  • /
  • As I See It
  • /
  • 17160 Stephen Kalyta weighs in on auditor general’s report and gives Officer Cadets something to ponder

17160 Stephen Kalyta weighs in on auditor general’s report and gives Officer Cadets something to ponder

17160 Stephen Kalyta weighs in on auditor general’s report and gives Officer Cadets something to ponder

Stephen Kalyta

Not the usual approach but I believe essential for morale…all our morale.

One of the many wonderful things about being Canadian is the freedom to express and hold accountable the very institutions that guard our freedom, In stark contrast, it takes mere seconds to fill a laundry list of countries where such a right remains an unfulfilled dream.

Our topic of interest is the recent Star article on RMC. It relates to the recent auditor general’s report on the value of our institution. The canadian taxpayer is an essential stakeholder in any value assessment. Much like in business,  a balanced scorecard ensures both hard and soft costs are calculated in its value ratio. In the case of RMC, unlike a business, the ultimate sacrifice that may be required, is never part of that equation.

As I further pondered our institutions’ perceived value, an old cadet memory surfaced. I recall the year was 1987 when the entire CMR wing loaded on buses and headed to Montreal to watch our football team win the Bol D’Or. In Great Coats and Astrakans, we cheered jubilantly at our team’s win, pouring on the field to celebrate. Intermixed with players and spectators of the opposing team, I soon found myself squared off with an irate civilian. He yelled, ” You CMR guys, I pay your wages!” My response was simple and spontaneous. I replied, ” We officers afford you the necessary freedom, so that you can.”

Does RMC turn out better officers? I believe that there are examples of exceptional officers like Rick Hillier, who did not attend RMC, throughout the CAF. What I do believe is RMC can turn out the very best version of you as an officer, as a statesman, as a future business leader. The value spectrum and Return on Investment (ROI) is life long.

As I have said in previous articles, and that is to not squander this opportunity to be the greatest version of you. You owe it to the taxpayer, to the men and women whom you serve and to the leadership you serve under.

Previous article in this 17160 Stephen Kalyta series:


‘Gratitude toward Self’

Mid-term monsters and an altered academic reality

Oh what a night!

Cadets and Valour

17160 Stephen Kalyta calling out all cadets with bars…


  • Chuck Oliviero

    November 27, 2017 at 1:50 pm

    Stephen is correct. Of course it costs more to train a cadet at RMC or CMR. But let us not conflate cost with value. There are many variables that do not fit well into an auditor’s ledger. U of T does not have to provide fully bilingual services for instance. Queen’s could not care less whether you live on the street or in a shack. The mandate of a university is not the same as that of a military college. Could our CMCs do better jobs?

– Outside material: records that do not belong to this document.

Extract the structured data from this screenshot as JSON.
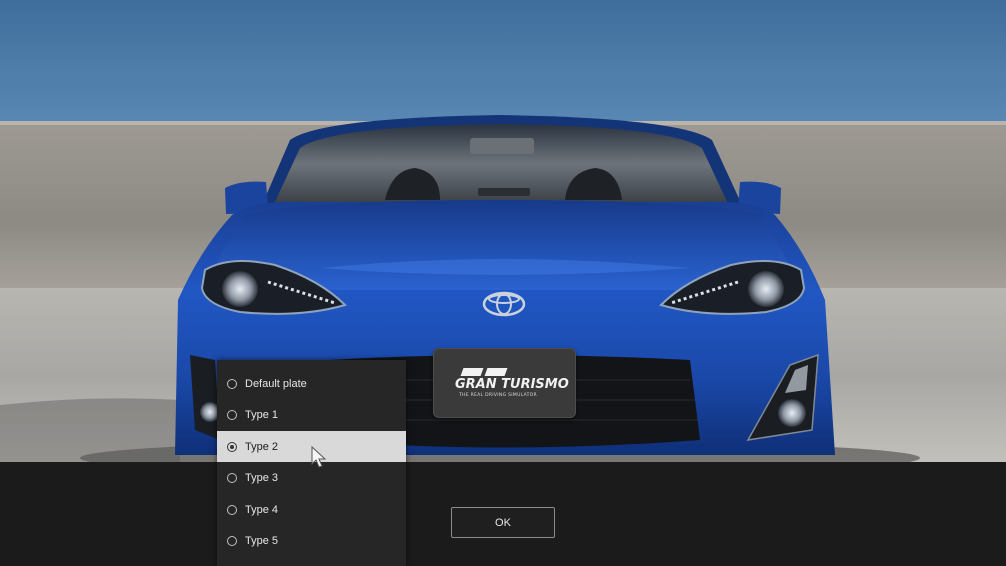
{
  "plate": {
    "title": "GRAN TURISMO",
    "subtitle": "THE REAL DRIVING SIMULATOR"
  },
  "plate_options": [
    {
      "label": "Default plate",
      "selected": false
    },
    {
      "label": "Type 1",
      "selected": false
    },
    {
      "label": "Type 2",
      "selected": true
    },
    {
      "label": "Type 3",
      "selected": false
    },
    {
      "label": "Type 4",
      "selected": false
    },
    {
      "label": "Type 5",
      "selected": false
    }
  ],
  "ok_button": {
    "label": "OK"
  },
  "colors": {
    "car_body": "#1d4fb8",
    "selected_option_bg": "#d9d9d9",
    "panel_bg": "#262626"
  }
}
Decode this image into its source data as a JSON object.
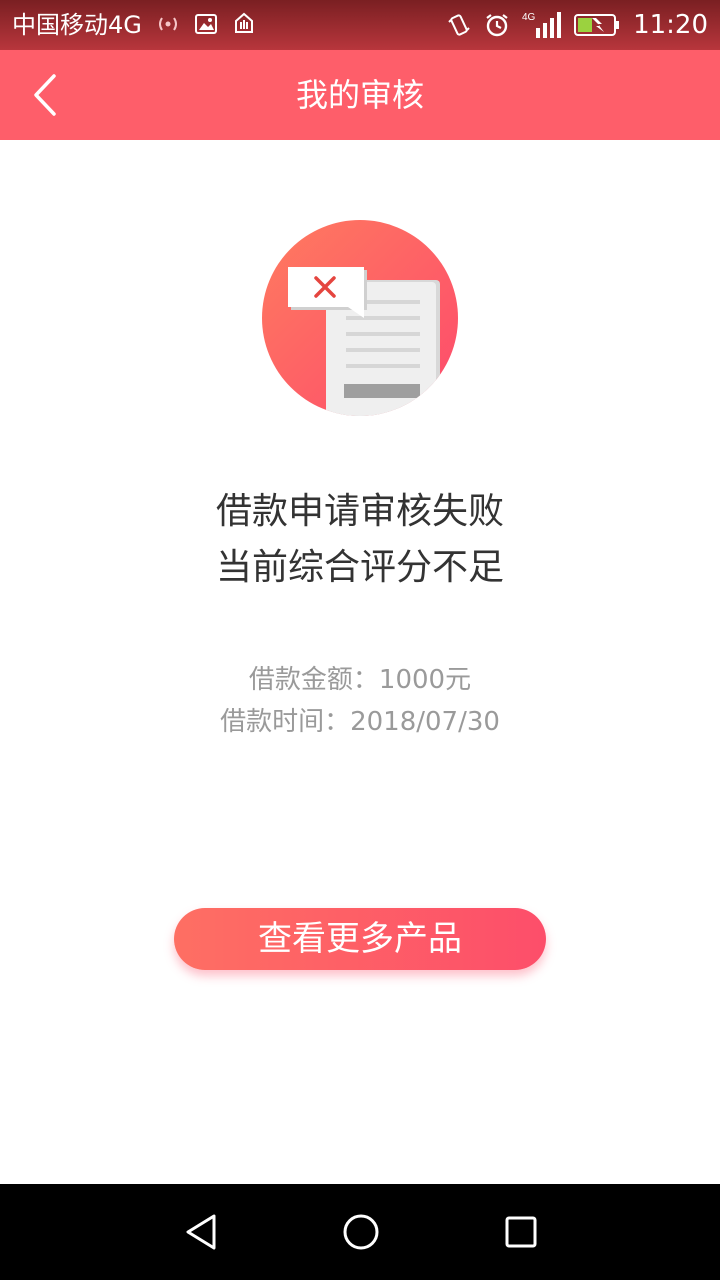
{
  "status_bar": {
    "carrier": "中国移动4G",
    "network": "4G",
    "time": "11:20",
    "icons": [
      "hotspot-icon",
      "image-icon",
      "hand-icon",
      "vibrate-icon",
      "alarm-icon",
      "signal-icon",
      "battery-charging-icon"
    ]
  },
  "app_bar": {
    "title": "我的审核",
    "back_icon": "chevron-left-icon"
  },
  "result": {
    "illustration": "rejected-document-icon",
    "line1": "借款申请审核失败",
    "line2": "当前综合评分不足"
  },
  "details": {
    "amount": "借款金额：1000元",
    "date": "借款时间：2018/07/30"
  },
  "cta": {
    "label": "查看更多产品"
  },
  "nav_bar": {
    "icons": [
      "back-triangle-icon",
      "home-circle-icon",
      "recents-square-icon"
    ]
  },
  "colors": {
    "accent": "#fe5e6a",
    "status_bar": "#a1272d",
    "text_primary": "#333333",
    "text_secondary": "#9a9a9a"
  }
}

Unquestionably; but that is a debate for another day.

    10982 Chuck Oliviero
    Class of 76

  • Dr. Harry Kowal

    November 27, 2017 at 5:57 pm

    Well said Stephen! Thanks for chiming in. This is not the first review of RMC nor will it be the last. While it is disheartening to say the least that the AG did not raise more of our positive stories, rest assured the leadership is focussed on taking action to respond to the recommendations (as we are in response to the Maddison-Neasmith report). We are extremely proud of our faculty, staff and students and we are confident that we have the ability to respond to the challenges of the AG report and posture RMC for success well into the future.

    14458 Dr. Harry Kowal
    Principal RMC